* _WHAT IS BEING ASKED_:
What is the number of lines in the entries that include the word "brand"? Respond with the number only.

(Element data from apps and pages)
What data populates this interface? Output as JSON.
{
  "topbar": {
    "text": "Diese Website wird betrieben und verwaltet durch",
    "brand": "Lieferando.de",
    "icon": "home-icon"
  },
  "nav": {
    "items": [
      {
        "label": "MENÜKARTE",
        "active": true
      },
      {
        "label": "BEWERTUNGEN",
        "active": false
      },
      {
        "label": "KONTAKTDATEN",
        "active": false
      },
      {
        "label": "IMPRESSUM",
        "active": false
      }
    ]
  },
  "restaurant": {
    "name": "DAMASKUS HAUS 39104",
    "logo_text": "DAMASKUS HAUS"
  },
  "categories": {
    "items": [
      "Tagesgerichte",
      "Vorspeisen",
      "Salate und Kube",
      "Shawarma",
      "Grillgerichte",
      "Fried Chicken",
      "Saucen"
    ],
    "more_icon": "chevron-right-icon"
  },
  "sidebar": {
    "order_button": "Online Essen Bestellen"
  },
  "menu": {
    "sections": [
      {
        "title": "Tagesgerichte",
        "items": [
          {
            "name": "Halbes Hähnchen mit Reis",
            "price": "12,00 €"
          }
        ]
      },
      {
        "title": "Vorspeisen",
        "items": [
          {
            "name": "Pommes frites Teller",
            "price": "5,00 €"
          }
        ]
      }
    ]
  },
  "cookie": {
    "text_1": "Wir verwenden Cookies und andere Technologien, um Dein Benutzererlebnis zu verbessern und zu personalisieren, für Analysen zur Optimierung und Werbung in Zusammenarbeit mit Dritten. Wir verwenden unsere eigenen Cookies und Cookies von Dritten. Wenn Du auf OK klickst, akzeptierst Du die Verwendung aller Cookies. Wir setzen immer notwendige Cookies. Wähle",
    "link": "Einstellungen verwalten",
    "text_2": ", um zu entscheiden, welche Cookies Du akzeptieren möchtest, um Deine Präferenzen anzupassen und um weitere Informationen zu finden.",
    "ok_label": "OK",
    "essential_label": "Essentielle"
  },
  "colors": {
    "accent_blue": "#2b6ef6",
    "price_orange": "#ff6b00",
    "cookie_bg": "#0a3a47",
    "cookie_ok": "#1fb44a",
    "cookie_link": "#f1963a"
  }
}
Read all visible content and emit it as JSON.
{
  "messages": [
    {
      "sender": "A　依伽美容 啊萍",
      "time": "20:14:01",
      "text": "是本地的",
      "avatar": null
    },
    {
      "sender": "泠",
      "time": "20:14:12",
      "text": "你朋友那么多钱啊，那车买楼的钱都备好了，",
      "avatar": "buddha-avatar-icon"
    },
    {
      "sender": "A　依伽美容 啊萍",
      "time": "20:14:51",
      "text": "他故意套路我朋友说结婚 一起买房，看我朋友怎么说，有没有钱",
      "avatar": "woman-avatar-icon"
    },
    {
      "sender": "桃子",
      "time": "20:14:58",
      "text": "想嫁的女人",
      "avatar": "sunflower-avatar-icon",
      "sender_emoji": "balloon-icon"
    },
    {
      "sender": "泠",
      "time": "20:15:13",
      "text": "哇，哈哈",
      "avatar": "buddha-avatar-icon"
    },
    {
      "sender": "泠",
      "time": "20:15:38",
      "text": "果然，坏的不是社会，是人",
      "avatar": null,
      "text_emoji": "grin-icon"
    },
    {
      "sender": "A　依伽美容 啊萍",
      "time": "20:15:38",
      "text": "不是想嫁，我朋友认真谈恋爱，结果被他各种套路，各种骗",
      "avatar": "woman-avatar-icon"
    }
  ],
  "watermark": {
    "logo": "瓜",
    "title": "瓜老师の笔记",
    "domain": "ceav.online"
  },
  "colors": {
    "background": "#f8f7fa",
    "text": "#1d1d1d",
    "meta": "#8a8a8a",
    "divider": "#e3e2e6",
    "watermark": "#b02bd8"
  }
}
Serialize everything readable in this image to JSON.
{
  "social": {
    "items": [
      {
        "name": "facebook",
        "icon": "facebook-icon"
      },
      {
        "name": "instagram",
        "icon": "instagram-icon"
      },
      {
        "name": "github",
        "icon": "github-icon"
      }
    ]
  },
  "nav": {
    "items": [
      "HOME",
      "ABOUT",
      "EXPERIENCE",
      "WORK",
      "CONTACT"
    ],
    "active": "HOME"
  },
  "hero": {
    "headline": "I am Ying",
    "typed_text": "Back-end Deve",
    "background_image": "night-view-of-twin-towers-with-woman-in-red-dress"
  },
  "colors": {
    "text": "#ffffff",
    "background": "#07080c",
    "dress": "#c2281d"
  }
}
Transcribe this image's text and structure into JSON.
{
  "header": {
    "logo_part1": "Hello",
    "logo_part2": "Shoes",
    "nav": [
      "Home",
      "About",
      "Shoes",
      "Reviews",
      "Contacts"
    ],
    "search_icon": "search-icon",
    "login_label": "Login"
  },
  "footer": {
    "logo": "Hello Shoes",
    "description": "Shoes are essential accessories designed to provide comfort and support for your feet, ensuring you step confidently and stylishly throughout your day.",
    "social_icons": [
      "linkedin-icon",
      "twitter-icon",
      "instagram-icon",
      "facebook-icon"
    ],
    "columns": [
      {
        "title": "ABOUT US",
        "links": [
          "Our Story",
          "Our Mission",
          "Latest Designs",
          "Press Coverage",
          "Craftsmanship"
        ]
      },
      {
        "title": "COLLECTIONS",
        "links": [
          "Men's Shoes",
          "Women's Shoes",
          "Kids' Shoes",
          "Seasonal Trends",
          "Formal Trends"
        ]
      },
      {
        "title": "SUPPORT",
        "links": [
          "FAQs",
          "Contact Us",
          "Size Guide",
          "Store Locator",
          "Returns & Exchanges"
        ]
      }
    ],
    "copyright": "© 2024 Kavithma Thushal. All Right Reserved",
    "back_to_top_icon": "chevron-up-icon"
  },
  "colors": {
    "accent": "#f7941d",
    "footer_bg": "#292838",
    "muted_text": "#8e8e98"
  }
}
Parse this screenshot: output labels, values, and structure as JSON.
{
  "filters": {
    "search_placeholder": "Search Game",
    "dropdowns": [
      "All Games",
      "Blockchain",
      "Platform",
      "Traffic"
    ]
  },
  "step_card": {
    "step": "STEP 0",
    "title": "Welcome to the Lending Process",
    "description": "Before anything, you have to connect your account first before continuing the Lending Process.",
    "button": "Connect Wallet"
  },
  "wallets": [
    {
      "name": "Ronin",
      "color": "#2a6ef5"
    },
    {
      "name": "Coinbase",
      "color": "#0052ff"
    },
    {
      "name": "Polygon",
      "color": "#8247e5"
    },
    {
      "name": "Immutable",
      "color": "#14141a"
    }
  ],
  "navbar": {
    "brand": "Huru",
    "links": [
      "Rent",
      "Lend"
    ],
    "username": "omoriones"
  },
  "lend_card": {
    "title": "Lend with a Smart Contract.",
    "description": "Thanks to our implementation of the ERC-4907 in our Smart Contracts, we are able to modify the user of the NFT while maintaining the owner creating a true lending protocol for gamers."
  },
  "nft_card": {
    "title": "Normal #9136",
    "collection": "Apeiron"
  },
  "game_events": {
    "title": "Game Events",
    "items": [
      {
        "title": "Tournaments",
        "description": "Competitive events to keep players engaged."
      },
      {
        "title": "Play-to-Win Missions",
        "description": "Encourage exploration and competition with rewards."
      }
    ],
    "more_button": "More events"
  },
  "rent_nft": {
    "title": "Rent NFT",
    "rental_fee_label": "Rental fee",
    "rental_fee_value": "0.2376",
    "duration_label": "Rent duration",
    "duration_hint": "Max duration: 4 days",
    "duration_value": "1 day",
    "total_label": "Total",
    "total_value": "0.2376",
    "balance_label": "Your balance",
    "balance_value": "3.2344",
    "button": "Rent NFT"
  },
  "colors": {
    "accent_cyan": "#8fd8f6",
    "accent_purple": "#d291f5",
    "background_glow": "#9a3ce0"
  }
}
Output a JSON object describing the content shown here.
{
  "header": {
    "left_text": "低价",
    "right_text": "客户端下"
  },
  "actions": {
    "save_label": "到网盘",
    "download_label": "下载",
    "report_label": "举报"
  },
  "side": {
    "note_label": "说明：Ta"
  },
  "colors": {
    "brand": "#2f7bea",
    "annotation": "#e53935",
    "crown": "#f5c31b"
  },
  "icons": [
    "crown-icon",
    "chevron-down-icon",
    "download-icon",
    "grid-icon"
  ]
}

* _FINAL ANSWER_:
3